The rheumatoid arthritis field is gearing up for a showdown between two new IL-6-targeting MAbs. Johnson & Johnson (NYSE:JNJ) and GlaxoSmithKline (NYSE:GSK) had hoped to position their contender sirukumab as the best-in-class agent to make up for the fact it will reach the market behind another promising new contender – but this now looks in doubt with new data.
The results from the phase III Sirround-D study, being presented at the Eular meeting in London this week, should be enough for approval – but they fall well short of the impressive efficacy seen in phase II. The scene is set for a fierce battle against Sanofi (NYSE:SNY) and Regeneron’s (NASDAQ:REGN) rival agent sarilumab.

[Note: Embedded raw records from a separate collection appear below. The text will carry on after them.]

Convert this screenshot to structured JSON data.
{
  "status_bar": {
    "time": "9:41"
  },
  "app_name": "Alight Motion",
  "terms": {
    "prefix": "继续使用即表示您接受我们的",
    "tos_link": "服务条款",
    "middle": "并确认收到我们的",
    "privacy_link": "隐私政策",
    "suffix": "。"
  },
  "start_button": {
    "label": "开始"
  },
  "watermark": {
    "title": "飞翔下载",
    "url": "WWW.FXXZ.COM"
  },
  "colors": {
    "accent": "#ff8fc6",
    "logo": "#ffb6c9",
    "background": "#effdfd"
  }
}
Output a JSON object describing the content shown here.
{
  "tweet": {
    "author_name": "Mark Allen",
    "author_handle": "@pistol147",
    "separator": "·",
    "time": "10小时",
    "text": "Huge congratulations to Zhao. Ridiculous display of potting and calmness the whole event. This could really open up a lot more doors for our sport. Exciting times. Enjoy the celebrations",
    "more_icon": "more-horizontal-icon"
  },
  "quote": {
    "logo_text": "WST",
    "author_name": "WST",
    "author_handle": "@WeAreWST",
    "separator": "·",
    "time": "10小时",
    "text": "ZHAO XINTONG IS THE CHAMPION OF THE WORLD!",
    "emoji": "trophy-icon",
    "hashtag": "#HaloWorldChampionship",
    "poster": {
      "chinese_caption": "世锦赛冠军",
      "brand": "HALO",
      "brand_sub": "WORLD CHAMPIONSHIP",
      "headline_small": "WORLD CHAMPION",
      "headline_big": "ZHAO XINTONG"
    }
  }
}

J&J and Glaxo are expected to file sirukumab in the third quarter of 2016, but sarilumab could be approved soon after – the Sanofi project has a PDUFA date of October 28.
As well as its head start, sarilumab has another advantage, having outperformed the RA stalwart Humira in a head-to-head trial earlier this year (Sanofi’s sarilumab bests Humira to set up arthritis showdown, 11 March 2016).
Sirukumab is also being tested against Humira in the Sirround-H trial, due to complete in September. EvaluatePharma's sellside consensus pegs sirukumab as the bigger seller, with 2022 revenues of $949m versus $753m for sarilumab – but this could change if the J&J/Glaxo asset does not better AbbVie’s bestseller.
In the meantime, Sirroud-D, which tested sirukumab in 1,670 patients who had failed on DMARDs, was far from a disaster. It met its co-primary endpoints of ACR20 response – a 20% improvement in RA signs and symptoms – and joint damage measured using the van der Heijde-Sharp score. Higher scores on the latter measure indicate greater structural damage.
The study also met all of its secondary endpoints with both sirukumab doses. Major clinical response was defined as the percentage of patients achieving ACR70 for six consecutive months.
Though decent, the latest results are disappointing after the 83% ACR20 response seen in a phase IIb study of sirukumab. They also fall short of the 56-61% that rival sarilumabreported from the Saril-RA-Target study in November; and the 72% ACR20 response in sarilumab’s trial against Humira.
The usual caveats about across-trial comparisons apply, but J&J/Glaxo’s agent is starting to look mediocre. The companies have already said that the Sirround-H and Sirround-T phase III trials met their primary endpoints, but full data will be eagerly awaited for clues on how the battle will play out.
In the end, J&J and Glaxo might be forced to compete on price – which would be good news for payers, but not so much for the companies.